» **DATA FOR REVIEW**:

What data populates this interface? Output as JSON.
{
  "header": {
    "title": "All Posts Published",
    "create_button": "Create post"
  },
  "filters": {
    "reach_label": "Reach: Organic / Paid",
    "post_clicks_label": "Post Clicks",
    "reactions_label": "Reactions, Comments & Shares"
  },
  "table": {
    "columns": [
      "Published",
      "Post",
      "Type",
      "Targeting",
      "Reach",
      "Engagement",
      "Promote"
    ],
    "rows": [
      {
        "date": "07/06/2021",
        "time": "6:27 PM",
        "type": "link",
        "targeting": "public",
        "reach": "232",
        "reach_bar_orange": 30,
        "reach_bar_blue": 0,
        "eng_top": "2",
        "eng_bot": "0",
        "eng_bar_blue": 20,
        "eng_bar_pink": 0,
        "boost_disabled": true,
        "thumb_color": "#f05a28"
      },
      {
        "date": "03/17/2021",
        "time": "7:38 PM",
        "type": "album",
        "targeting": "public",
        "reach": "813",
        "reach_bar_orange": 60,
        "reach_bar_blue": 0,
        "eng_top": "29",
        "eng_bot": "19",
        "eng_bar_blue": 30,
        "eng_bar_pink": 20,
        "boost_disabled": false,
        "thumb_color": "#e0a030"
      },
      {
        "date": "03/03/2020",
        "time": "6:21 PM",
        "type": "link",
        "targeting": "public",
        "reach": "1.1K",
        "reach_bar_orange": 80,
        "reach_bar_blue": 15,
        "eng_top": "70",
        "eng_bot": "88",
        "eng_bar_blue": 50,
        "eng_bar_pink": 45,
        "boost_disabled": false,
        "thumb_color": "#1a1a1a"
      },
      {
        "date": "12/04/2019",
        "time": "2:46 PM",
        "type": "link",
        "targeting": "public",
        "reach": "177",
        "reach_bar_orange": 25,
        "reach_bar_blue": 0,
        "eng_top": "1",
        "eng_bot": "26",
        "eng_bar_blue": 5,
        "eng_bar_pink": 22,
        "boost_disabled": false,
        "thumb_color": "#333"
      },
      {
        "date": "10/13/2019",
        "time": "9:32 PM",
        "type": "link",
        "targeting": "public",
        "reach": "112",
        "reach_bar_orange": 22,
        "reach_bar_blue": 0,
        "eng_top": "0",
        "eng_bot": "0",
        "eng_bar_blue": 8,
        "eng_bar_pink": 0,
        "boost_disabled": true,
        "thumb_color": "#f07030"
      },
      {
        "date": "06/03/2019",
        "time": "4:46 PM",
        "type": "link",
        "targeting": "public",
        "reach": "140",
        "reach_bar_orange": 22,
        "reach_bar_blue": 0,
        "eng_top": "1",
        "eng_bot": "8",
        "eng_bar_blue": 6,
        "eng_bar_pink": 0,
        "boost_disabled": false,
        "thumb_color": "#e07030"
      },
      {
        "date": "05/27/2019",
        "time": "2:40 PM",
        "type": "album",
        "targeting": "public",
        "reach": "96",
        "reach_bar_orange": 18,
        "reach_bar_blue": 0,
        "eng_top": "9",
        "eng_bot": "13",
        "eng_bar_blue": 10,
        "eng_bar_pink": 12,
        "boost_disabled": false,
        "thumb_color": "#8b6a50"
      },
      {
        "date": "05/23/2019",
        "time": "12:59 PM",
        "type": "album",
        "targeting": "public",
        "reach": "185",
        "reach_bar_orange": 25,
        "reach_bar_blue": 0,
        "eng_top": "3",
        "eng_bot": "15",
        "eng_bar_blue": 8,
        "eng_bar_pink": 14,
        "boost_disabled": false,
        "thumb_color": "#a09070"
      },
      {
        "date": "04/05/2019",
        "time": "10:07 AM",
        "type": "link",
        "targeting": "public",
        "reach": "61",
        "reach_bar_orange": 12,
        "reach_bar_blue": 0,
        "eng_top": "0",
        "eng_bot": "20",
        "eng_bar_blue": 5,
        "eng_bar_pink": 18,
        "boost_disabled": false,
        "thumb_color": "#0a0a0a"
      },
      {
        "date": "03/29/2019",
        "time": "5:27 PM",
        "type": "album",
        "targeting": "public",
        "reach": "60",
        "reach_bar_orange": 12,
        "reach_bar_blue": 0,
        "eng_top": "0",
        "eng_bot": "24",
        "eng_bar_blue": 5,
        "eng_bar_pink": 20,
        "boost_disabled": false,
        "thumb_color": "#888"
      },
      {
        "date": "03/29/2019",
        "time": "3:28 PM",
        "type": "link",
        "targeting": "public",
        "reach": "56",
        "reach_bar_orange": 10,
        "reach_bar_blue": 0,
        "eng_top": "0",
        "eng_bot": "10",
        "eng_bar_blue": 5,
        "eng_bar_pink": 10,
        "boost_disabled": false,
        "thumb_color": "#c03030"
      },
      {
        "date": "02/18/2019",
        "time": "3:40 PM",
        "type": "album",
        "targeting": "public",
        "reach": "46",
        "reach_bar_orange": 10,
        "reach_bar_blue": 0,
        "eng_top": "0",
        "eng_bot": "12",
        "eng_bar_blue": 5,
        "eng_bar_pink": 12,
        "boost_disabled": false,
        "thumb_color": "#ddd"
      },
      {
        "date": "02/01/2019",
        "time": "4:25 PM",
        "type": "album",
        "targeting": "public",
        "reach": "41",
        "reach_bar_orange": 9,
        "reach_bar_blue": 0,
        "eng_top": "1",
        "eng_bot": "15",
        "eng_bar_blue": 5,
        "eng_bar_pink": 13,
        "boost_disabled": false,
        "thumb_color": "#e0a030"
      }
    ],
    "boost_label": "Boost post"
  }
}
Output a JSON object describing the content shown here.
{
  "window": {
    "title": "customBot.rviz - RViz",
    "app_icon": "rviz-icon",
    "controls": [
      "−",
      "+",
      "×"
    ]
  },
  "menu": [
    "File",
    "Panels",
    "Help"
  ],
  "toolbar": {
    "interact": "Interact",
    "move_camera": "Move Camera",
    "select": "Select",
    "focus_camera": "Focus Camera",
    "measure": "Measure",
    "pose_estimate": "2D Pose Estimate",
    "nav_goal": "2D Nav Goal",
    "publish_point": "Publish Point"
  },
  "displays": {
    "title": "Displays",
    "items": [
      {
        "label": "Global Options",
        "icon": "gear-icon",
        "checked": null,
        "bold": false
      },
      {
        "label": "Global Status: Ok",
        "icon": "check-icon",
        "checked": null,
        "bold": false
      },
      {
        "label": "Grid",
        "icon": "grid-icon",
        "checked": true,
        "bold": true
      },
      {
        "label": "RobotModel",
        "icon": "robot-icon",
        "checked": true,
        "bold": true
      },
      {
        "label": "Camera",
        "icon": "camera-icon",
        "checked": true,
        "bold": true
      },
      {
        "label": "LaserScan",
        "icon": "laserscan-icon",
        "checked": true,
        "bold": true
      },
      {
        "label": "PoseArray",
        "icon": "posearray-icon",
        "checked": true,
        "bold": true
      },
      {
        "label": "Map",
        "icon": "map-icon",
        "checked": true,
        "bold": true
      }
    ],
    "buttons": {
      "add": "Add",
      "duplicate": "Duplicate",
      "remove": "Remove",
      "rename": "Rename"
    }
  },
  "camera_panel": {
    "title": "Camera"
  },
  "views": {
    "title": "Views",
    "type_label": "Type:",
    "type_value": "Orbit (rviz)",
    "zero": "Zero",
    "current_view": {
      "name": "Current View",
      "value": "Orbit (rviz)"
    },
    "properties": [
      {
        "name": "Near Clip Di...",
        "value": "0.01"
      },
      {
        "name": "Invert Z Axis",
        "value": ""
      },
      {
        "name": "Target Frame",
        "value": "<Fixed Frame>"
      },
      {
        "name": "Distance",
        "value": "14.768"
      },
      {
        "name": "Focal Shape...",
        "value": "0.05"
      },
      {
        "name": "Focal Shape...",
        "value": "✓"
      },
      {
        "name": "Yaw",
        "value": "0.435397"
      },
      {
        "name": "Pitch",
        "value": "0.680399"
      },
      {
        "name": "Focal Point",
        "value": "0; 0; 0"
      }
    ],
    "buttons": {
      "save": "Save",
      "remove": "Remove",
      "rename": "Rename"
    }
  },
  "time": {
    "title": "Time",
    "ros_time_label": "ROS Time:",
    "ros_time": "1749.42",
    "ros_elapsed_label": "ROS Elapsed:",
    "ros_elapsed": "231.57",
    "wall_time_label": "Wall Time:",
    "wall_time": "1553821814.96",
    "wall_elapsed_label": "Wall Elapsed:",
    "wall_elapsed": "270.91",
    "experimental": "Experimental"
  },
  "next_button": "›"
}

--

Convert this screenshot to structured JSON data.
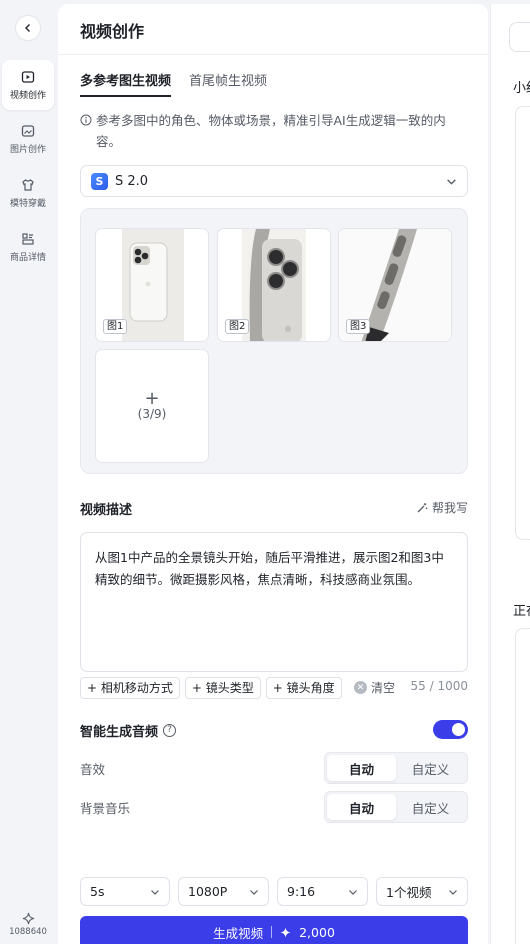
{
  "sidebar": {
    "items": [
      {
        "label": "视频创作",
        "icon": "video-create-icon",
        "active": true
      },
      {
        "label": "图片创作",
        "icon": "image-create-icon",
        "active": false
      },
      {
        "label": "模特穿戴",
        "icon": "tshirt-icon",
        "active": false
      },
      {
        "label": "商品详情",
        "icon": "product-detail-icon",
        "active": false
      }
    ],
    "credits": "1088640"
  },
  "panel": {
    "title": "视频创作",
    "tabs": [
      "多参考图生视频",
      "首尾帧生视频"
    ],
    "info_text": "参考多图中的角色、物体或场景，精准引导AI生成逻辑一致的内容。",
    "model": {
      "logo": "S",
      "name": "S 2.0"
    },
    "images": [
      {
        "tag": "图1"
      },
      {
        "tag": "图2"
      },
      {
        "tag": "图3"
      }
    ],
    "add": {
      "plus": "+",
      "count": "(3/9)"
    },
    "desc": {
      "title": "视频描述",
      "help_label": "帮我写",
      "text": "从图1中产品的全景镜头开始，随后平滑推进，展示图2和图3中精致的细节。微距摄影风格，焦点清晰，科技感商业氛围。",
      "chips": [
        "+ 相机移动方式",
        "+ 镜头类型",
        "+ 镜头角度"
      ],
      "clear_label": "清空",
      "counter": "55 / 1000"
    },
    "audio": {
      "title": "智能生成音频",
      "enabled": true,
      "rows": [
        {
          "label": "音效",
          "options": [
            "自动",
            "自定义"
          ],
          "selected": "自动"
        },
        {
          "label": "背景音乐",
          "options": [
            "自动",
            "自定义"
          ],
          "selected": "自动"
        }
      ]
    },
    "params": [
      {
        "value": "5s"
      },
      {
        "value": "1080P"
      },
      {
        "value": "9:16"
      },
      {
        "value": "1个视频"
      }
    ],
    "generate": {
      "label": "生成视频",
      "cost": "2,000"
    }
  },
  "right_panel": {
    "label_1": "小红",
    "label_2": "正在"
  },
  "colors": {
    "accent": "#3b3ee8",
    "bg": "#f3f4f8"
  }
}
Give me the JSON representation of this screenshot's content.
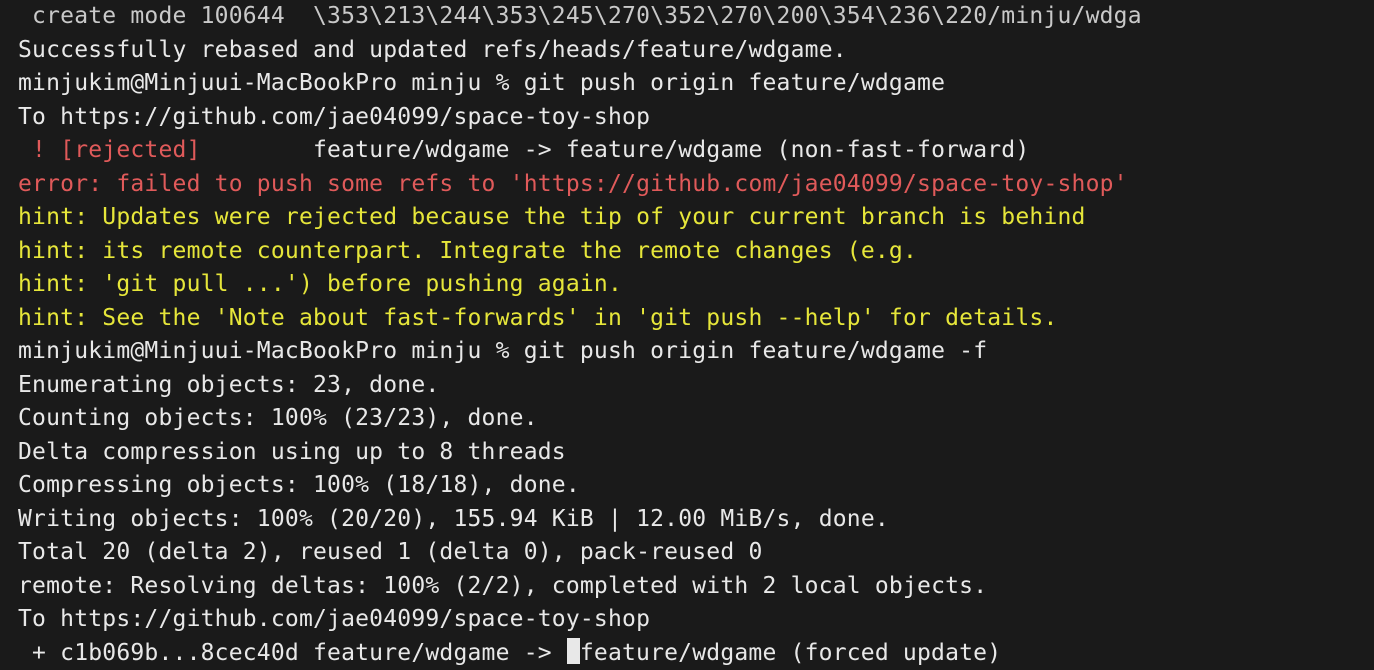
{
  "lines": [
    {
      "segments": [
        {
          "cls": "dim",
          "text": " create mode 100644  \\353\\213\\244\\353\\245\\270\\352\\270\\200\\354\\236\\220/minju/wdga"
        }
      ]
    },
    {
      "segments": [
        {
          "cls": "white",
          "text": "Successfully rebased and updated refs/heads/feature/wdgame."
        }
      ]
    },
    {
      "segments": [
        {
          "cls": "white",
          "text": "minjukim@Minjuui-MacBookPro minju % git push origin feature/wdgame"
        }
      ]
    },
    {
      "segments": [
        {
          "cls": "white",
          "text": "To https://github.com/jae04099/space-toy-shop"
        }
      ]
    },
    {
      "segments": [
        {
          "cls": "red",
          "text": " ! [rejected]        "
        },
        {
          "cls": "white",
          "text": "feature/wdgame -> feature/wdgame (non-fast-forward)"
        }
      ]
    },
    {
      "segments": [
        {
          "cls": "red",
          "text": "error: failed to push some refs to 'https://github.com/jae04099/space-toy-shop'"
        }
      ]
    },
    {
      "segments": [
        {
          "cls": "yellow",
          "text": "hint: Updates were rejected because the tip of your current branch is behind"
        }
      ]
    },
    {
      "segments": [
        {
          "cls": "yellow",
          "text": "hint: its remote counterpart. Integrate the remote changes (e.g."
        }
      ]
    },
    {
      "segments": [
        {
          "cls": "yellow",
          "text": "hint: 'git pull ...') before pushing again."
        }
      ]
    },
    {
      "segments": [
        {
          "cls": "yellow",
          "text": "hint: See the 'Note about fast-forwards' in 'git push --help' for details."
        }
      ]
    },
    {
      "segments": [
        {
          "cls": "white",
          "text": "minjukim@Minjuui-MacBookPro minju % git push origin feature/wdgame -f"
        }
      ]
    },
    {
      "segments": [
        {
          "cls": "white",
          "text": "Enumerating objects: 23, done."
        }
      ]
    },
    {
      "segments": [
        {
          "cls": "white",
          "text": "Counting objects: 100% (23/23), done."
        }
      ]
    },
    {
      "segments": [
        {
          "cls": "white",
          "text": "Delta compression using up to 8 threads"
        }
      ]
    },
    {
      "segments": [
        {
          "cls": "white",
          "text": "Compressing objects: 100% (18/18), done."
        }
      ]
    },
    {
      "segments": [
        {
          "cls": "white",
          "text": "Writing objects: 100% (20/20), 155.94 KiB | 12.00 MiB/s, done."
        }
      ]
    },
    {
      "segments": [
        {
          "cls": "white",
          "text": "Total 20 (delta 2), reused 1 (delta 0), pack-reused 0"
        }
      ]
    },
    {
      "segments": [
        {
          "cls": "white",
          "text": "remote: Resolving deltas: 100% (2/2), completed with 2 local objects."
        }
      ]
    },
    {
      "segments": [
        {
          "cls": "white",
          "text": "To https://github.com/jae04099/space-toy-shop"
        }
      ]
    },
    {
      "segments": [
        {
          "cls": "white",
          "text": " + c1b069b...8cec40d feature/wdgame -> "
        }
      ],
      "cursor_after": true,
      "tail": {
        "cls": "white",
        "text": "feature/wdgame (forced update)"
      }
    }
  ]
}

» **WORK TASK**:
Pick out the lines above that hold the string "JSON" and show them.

» **SOLVED PROBLEM**:
What data populates this interface? Output as JSON.
Output a JSON object describing the content shown here.
Convert this screenshot to structured JSON data.
Give me the JSON representation of this screenshot's content.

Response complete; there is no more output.